Fade in: a scorpion writhing in the dust. Its jagged red tail repeatedly plunges into its own body in a last-ditch effort at dignity and self-preservation. As the camera pulls back, we see children huddled over the desert insect, poking it with a stick and jeering at its hopeless state.
This is j
David Lynch has been charged with making incomprehensible films. In fact, they make perfect sense, but not necessarily to us. An exemplary scene in "Fire Walk with Me" (1992) shows this: Two investigators are to receive their assignment from a very odd-looking woman named Lil. What they receive from
"To me, bad taste is what entertainment is all about," flamboyant filmmaker John Waters has said. "If someone vomits watching one of my films, it's like getting a standing ovation." Just check out the infamous scene in the cult classic "Pink Flamingos" (1972), in which a 300-pound transvestite cheerf
"Film is like a battleground," Sam Fuller once said. Although he was speaking not as himself but in a cameo role as a filmmaker in Jean-Luc Godard's "Pierrot le Fou," the comparison applies perfectly to his own directorial work.
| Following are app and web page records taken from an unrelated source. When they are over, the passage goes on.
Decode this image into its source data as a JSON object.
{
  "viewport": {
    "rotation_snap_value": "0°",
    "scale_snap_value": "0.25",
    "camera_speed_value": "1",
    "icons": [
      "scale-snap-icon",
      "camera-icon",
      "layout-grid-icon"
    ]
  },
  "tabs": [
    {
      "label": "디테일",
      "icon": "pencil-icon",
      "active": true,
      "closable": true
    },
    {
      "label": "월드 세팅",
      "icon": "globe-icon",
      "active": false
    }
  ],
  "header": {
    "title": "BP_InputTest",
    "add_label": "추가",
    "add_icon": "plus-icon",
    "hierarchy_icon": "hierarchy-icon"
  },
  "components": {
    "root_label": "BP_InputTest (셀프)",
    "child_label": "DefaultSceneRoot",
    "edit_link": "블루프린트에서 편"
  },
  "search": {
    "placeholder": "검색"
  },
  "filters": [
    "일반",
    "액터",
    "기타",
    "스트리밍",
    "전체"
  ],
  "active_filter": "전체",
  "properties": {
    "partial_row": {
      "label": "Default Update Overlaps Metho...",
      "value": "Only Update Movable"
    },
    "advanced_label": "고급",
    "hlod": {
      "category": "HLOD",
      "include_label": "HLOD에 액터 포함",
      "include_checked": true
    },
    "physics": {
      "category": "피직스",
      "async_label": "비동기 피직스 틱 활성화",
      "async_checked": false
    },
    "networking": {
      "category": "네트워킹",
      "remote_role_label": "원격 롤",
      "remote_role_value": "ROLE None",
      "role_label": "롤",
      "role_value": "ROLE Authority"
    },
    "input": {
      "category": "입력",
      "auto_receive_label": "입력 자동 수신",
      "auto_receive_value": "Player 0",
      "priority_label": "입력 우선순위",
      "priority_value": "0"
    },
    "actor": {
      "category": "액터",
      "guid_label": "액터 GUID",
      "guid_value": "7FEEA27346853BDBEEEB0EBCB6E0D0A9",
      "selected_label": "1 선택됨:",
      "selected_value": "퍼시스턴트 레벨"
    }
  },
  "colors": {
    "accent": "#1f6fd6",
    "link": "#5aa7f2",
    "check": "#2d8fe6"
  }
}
Cigar firmly planted between his lips, Fuller has been getting tough in